## Exercise goal
Each entry has to be reproduced in full, exactly as given.
- - -
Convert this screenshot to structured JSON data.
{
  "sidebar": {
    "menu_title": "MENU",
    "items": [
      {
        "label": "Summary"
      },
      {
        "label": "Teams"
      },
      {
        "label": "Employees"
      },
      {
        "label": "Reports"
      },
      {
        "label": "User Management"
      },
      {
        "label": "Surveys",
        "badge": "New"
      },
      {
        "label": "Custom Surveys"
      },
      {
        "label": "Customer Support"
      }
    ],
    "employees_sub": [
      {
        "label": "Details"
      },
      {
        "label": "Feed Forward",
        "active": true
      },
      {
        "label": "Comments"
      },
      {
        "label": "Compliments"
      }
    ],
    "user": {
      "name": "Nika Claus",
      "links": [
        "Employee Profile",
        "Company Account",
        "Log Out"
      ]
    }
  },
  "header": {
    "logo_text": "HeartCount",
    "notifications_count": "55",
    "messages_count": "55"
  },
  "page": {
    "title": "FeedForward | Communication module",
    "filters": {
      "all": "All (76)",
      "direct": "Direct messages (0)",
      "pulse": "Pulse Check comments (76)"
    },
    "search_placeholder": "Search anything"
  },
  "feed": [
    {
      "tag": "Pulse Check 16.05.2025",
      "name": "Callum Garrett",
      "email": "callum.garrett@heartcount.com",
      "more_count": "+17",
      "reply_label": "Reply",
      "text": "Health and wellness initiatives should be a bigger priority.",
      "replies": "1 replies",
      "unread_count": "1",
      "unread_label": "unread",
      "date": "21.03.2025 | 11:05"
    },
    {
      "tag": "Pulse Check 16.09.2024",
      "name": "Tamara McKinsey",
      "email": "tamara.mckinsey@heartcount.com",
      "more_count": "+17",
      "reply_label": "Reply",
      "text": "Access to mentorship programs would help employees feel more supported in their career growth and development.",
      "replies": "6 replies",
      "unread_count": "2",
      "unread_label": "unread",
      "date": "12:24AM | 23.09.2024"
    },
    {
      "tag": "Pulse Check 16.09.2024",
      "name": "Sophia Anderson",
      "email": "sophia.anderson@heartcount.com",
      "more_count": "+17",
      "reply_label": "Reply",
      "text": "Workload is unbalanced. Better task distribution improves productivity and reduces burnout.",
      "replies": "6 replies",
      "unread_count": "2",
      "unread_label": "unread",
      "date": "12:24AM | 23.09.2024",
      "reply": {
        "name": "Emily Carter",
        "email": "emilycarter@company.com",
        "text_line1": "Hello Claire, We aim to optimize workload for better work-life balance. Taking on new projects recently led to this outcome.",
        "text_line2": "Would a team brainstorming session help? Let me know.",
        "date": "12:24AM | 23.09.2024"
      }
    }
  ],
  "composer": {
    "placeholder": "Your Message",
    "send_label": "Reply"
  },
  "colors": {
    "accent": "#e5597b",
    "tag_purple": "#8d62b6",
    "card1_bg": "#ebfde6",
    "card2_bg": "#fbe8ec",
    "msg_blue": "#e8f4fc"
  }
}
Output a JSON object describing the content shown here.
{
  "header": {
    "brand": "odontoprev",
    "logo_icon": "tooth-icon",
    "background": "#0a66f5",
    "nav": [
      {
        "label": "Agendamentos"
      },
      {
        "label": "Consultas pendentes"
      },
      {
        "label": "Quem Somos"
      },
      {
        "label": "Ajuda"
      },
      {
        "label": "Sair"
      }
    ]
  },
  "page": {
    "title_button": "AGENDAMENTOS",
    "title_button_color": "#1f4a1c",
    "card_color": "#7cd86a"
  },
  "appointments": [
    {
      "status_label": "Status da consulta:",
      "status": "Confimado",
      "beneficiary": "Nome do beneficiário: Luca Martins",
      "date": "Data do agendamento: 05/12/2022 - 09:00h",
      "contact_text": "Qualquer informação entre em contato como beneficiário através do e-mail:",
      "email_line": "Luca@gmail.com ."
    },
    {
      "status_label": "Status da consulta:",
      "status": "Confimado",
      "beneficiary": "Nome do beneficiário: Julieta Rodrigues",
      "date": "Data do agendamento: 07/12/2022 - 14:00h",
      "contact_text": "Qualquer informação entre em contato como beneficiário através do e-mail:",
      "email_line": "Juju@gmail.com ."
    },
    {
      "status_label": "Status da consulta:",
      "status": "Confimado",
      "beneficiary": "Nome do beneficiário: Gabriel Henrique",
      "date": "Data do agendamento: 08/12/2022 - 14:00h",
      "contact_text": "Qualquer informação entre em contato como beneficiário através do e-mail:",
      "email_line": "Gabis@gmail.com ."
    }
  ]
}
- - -
## Task result
Convert this screenshot to structured JSON data.
{
  "sidebar": {
    "menu_title": "MENU",
    "items": [
      {
        "label": "Summary"
      },
      {
        "label": "Teams"
      },
      {
        "label": "Employees"
      },
      {
        "label": "Reports"
      },
      {
        "label": "User Management"
      },
      {
        "label": "Surveys",
        "badge": "New"
      },
      {
        "label": "Custom Surveys"
      },
      {
        "label": "Customer Support"
      }
    ],
    "employees_sub": [
      {
        "label": "Details"
      },
      {
        "label": "Feed Forward",
        "active": true
      },
      {
        "label": "Comments"
      },
      {
        "label": "Compliments"
      }
    ],
    "user": {
      "name": "Nika Claus",
      "links": [
        "Employee Profile",
        "Company Account",
        "Log Out"
      ]
    }
  },
  "header": {
    "logo_text": "HeartCount",
    "notifications_count": "55",
    "messages_count": "55"
  },
  "page": {
    "title": "FeedForward | Communication module",
    "filters": {
      "all": "All (76)",
      "direct": "Direct messages (0)",
      "pulse": "Pulse Check comments (76)"
    },
    "search_placeholder": "Search anything"
  },
  "feed": [
    {
      "tag": "Pulse Check 16.05.2025",
      "name": "Callum Garrett",
      "email": "callum.garrett@heartcount.com",
      "more_count": "+17",
      "reply_label": "Reply",
      "text": "Health and wellness initiatives should be a bigger priority.",
      "replies": "1 replies",
      "unread_count": "1",
      "unread_label": "unread",
      "date": "21.03.2025 | 11:05"
    },
    {
      "tag": "Pulse Check 16.09.2024",
      "name": "Tamara McKinsey",
      "email": "tamara.mckinsey@heartcount.com",
      "more_count": "+17",
      "reply_label": "Reply",
      "text": "Access to mentorship programs would help employees feel more supported in their career growth and development.",
      "replies": "6 replies",
      "unread_count": "2",
      "unread_label": "unread",
      "date": "12:24AM | 23.09.2024"
    },
    {
      "tag": "Pulse Check 16.09.2024",
      "name": "Sophia Anderson",
      "email": "sophia.anderson@heartcount.com",
      "more_count": "+17",
      "reply_label": "Reply",
      "text": "Workload is unbalanced. Better task distribution improves productivity and reduces burnout.",
      "replies": "6 replies",
      "unread_count": "2",
      "unread_label": "unread",
      "date": "12:24AM | 23.09.2024",
      "reply": {
        "name": "Emily Carter",
        "email": "emilycarter@company.com",
        "text_line1": "Hello Claire, We aim to optimize workload for better work-life balance. Taking on new projects recently led to this outcome.",
        "text_line2": "Would a team brainstorming session help? Let me know.",
        "date": "12:24AM | 23.09.2024"
      }
    }
  ],
  "composer": {
    "placeholder": "Your Message",
    "send_label": "Reply"
  },
  "colors": {
    "accent": "#e5597b",
    "tag_purple": "#8d62b6",
    "card1_bg": "#ebfde6",
    "card2_bg": "#fbe8ec",
    "msg_blue": "#e8f4fc"
  }
}
Output a JSON object describing the content shown here.
{
  "header": {
    "brand": "odontoprev",
    "logo_icon": "tooth-icon",
    "background": "#0a66f5",
    "nav": [
      {
        "label": "Agendamentos"
      },
      {
        "label": "Consultas pendentes"
      },
      {
        "label": "Quem Somos"
      },
      {
        "label": "Ajuda"
      },
      {
        "label": "Sair"
      }
    ]
  },
  "page": {
    "title_button": "AGENDAMENTOS",
    "title_button_color": "#1f4a1c",
    "card_color": "#7cd86a"
  },
  "appointments": [
    {
      "status_label": "Status da consulta:",
      "status": "Confimado",
      "beneficiary": "Nome do beneficiário: Luca Martins",
      "date": "Data do agendamento: 05/12/2022 - 09:00h",
      "contact_text": "Qualquer informação entre em contato como beneficiário através do e-mail:",
      "email_line": "Luca@gmail.com ."
    },
    {
      "status_label": "Status da consulta:",
      "status": "Confimado",
      "beneficiary": "Nome do beneficiário: Julieta Rodrigues",
      "date": "Data do agendamento: 07/12/2022 - 14:00h",
      "contact_text": "Qualquer informação entre em contato como beneficiário através do e-mail:",
      "email_line": "Juju@gmail.com ."
    },
    {
      "status_label": "Status da consulta:",
      "status": "Confimado",
      "beneficiary": "Nome do beneficiário: Gabriel Henrique",
      "date": "Data do agendamento: 08/12/2022 - 14:00h",
      "contact_text": "Qualquer informação entre em contato como beneficiário através do e-mail:",
      "email_line": "Gabis@gmail.com ."
    }
  ]
}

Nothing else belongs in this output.